P.S. My initial plan for my A-Z posts has necessarily been curtailed somewhat due to the current coronavirus pandemic, but we’ll get through the alphabet one way or another, however creative my use of subjects may have to be – so thank you for visiting Inverness with me, and I hope you enjoy our trip!

Sunday Stroll – Muirtown Locks to Tomnahurich

Today’s walk by the Caledonian Canal in Inverness took me the comfortably walkable distance from Muirtown Locks to Tomnahurich Swing Bridge down one side of the water, then back up along the other.
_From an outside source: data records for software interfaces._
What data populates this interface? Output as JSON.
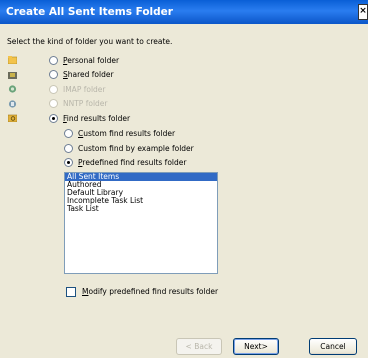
{
  "window": {
    "title": "Create All Sent Items Folder",
    "close_label": "×"
  },
  "instruction": "Select the kind of folder you want to create.",
  "folder_types": [
    {
      "label": "Personal folder",
      "checked": false,
      "enabled": true,
      "icon": "personal-folder-icon"
    },
    {
      "label": "Shared folder",
      "checked": false,
      "enabled": true,
      "icon": "shared-folder-icon"
    },
    {
      "label": "IMAP folder",
      "checked": false,
      "enabled": false,
      "icon": "imap-folder-icon"
    },
    {
      "label": "NNTP folder",
      "checked": false,
      "enabled": false,
      "icon": "nntp-folder-icon"
    },
    {
      "label": "Find results folder",
      "checked": true,
      "enabled": true,
      "icon": "find-results-folder-icon"
    }
  ],
  "find_options": [
    {
      "label": "Custom find results folder",
      "checked": false
    },
    {
      "label": "Custom find by example folder",
      "checked": false
    },
    {
      "label": "Predefined find results folder",
      "checked": true
    }
  ],
  "predefined_list": {
    "items": [
      "All Sent Items",
      "Authored",
      "Default Library",
      "Incomplete Task List",
      "Task List"
    ],
    "selected_index": 0
  },
  "modify_checkbox": {
    "label": "Modify predefined find results folder",
    "checked": false
  },
  "buttons": {
    "back": "< Back",
    "next": "Next>",
    "cancel": "Cancel"
  },
  "colors": {
    "title_bar": "#0a5fd6",
    "selection": "#316ac5",
    "dialog_bg": "#ece9d8"
  }
}
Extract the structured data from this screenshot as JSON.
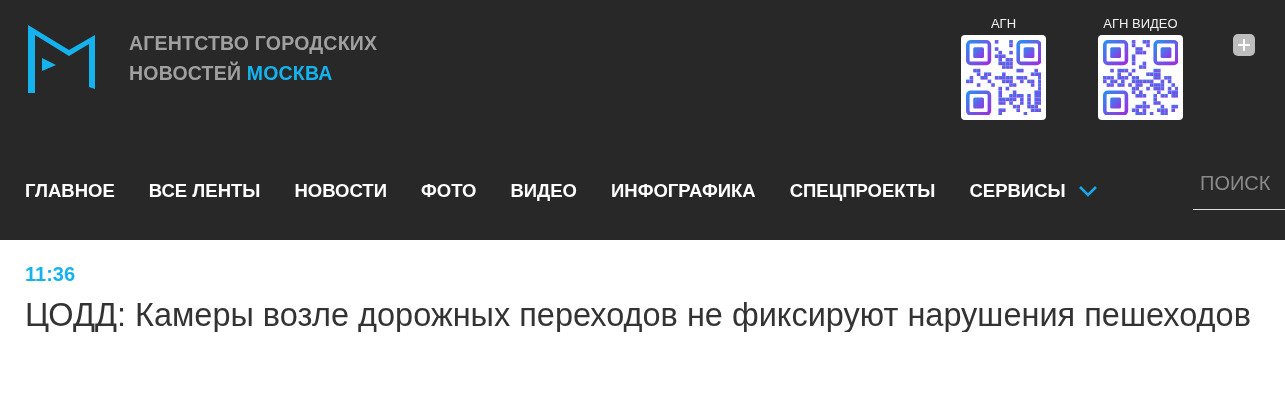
{
  "logo": {
    "lines": [
      "АГЕНТСТВО ГОРОДСКИХ",
      "НОВОСТЕЙ"
    ],
    "accent": "МОСКВА"
  },
  "qr_codes": [
    {
      "label": "АГН"
    },
    {
      "label": "АГН ВИДЕО"
    }
  ],
  "nav": {
    "items": [
      {
        "label": "ГЛАВНОЕ",
        "has_dropdown": false
      },
      {
        "label": "ВСЕ ЛЕНТЫ",
        "has_dropdown": false
      },
      {
        "label": "НОВОСТИ",
        "has_dropdown": false
      },
      {
        "label": "ФОТО",
        "has_dropdown": false
      },
      {
        "label": "ВИДЕО",
        "has_dropdown": false
      },
      {
        "label": "ИНФОГРАФИКА",
        "has_dropdown": false
      },
      {
        "label": "СПЕЦПРОЕКТЫ",
        "has_dropdown": false
      },
      {
        "label": "СЕРВИСЫ",
        "has_dropdown": true
      }
    ],
    "search": {
      "placeholder": "ПОИСК"
    }
  },
  "article": {
    "time": "11:36",
    "headline": "ЦОДД: Камеры возле дорожных переходов не фиксируют нарушения пешеходов"
  }
}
I started at the top of Muirtown Locks where the houses are close to the canal and walked down along the bank, heading inland (although in most of these pics I’ve turned around to keep the low winter sun behind me).

Just past Tomnahurich Cemetery, which is set on and around a natural hill formed millenia ago by glaciers, I crossed the canal by the swing bridge, and started walking up along the other bank, heading back towards the sea.

I followed the edge of the canal all the way back up to just before the Caley Marina, where the path detours a little around private property…

Then just past the Marina I turned and took an atmospheric shot facing back into the sun before reaching the top lock gate at Muirtown Locks (the point I started from), where I crossed the canal once more before my short walk home – a perfect Sundy stroll on a chilly December morning! 🙂

Muirtown Swing Bridge

After any boats travelling along the Caledonian Canal have descended through the system of locks to reach the ‘natural’ water level on their way out to the Beauly Firth at Inverness, they then have to go through the Muirtown Swing Bridge.

Whenever necessary, the traffic is stopped, and the bridge swings smoothly open on a pivot to allow the boats to go through. Once the boats are safely through, the bridge swings closed again and the traffic too continues on its way 🙂

Muirtown Locks on the Caledonian Canal

Muirtown Locks in Inverness are on the Beauly Firth end of the Caledonian Canal, and comprise four closed chambers bordered by five lock gates. By increasing or decreasing the level of water within each chamber and opening and closing the gates in order, it is possible for boats travelling along the canal to be raised or lowered to the height of the next chamber, then the procedure is repeated – a bit like a water staircase for boats.

We were walking along the canal side the other day as two boats were descending through the system of locks, so I took a few pics with my camera phone. By the time we arrived, the boats had already gone through the first chamber and had started their descent towards the Beauly Firth.

The first image is taken from the middle of the first lock gate, which when closed creates a narrow pedestrian ridge across the canal, looking towards the Beauly Firth. The second is taken from the next lock gate along, looking down on the boats as the water level reduces to the level of the third chamber, shown in the third image. The fourth image shows both boats in the third chamber, and the fifth shows them in the fourth chamber with the lock gates closing behind them. The last image is of the boats waiting to descend through the last chamber to the lowest water level below 🙂

Fandango’s One Word Challenge: Middle